And moving to speculative fiction, there's a new release from one of my absolute favourite authors! Frances Hardinge gives us Unraveller (10th Jan, Amulet Books) a dark YA fantasy, about Kellen, a boy with the ability to unravel life-destroying curses, who needs to team with his constant companion Nettle to remove his own curse. There's not a ton of details about this, but I knew from a few chapters into The Lie Tree, the first book by Frances Hardinge that I read, that I'd be desperate to read anything else she released. Her gorgeously lyrical writing and brilliantly developed characters make her a must-read.
From an author I've loved reading for years to one I've just discovered, Ann Dávila Cardinal's "Dismembered", as I mentioned in my review of anthology Our Shadows Have Claws, edited by Yamile Saied Méndez and Amparo Ortiz, was a stellar read which made me really interested in more from her. Breakup From Hell (3rd Jan, HarperTeen, see above note) sounds awesome. It's about Mica, who meets a mysterious hot boy who's new to her small town, and falls for him, only for strange things to start happening. She goes on to find out that his family's roots are seriously worrying, and her relationship is more like a horror novel than a typical love story. Can she break up with him without bringing an end to so many other things too?

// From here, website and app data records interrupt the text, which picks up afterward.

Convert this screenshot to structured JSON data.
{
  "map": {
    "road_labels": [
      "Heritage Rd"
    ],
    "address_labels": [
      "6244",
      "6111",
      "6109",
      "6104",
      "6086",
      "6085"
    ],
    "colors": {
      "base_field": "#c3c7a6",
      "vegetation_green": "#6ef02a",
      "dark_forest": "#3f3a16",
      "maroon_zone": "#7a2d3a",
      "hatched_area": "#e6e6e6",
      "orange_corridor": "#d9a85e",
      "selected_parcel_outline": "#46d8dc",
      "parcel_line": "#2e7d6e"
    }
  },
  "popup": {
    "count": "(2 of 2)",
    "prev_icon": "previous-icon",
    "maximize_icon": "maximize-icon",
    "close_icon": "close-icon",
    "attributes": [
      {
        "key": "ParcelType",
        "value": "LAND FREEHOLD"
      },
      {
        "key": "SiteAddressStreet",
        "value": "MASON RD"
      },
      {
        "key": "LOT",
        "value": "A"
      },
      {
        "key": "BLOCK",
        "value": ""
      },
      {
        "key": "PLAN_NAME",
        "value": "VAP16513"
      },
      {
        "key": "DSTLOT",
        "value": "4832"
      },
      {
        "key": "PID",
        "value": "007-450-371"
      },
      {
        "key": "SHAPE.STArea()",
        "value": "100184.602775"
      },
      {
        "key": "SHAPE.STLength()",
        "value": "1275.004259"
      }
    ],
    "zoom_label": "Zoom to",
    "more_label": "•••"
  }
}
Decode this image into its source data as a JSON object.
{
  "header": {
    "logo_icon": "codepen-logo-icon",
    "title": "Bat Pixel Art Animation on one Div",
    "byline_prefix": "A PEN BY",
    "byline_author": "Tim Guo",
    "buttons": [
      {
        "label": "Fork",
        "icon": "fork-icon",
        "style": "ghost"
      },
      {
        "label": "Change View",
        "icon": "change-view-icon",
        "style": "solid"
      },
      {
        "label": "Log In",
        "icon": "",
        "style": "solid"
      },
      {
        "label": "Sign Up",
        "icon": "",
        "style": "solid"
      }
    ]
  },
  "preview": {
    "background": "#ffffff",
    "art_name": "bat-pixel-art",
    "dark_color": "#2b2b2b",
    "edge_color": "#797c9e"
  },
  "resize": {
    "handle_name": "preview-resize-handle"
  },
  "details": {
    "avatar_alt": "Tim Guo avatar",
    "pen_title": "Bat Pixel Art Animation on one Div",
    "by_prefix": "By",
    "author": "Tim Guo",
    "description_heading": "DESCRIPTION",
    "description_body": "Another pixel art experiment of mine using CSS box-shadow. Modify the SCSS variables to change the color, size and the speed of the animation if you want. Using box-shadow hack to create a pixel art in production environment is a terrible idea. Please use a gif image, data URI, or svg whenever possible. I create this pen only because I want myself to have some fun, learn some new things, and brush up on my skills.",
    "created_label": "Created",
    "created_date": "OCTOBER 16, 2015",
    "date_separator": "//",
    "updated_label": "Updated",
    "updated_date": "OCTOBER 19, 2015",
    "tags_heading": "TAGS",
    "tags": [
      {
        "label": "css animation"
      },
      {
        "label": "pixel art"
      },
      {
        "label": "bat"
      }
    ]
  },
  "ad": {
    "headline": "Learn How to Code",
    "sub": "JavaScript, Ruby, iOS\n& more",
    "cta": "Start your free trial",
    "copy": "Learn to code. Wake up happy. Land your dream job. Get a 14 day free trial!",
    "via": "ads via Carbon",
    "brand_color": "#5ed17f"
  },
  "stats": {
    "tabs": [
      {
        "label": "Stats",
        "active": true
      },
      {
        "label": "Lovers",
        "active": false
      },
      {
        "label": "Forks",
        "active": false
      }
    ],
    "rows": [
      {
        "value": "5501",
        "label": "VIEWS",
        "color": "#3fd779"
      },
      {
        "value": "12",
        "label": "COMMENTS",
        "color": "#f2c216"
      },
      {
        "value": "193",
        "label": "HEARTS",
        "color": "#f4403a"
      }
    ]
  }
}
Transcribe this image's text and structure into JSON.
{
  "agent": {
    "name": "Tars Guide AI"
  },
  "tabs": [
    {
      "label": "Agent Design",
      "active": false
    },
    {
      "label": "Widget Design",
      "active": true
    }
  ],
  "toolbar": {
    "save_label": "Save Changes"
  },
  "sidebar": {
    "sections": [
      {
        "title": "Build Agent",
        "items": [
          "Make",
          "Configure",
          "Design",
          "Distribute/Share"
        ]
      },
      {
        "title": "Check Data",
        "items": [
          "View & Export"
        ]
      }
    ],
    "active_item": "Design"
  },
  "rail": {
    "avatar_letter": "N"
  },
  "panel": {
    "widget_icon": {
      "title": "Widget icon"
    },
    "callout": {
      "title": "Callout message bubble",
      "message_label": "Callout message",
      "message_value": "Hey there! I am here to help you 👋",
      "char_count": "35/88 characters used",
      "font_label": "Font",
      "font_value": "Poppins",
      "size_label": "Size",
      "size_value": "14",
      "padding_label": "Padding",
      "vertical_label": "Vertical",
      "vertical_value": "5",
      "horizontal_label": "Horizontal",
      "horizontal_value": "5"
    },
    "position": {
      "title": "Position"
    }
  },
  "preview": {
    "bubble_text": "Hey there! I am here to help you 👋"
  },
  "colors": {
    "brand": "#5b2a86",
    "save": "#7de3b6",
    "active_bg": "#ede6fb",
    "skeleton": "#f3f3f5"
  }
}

And for an intriguing-sounding mix of memoir and speculative fiction, I'm really interested in The Girl I Am, Was, and Never Will Be (10th Jan, Dutton Books) by Shannon Gibney. It's described as "a tale of two girls on two different timelines occasionally bridged by a mysterious portal and their shared search for a complete picture of their origins." I'm trying to describe what I know of this one, and I'm absolutely failing to do it justice, but it's definitely one of the most fascinating-sounding books of the month.
So, what's coming that you're interested in? I'd love to hear; leave me a comment!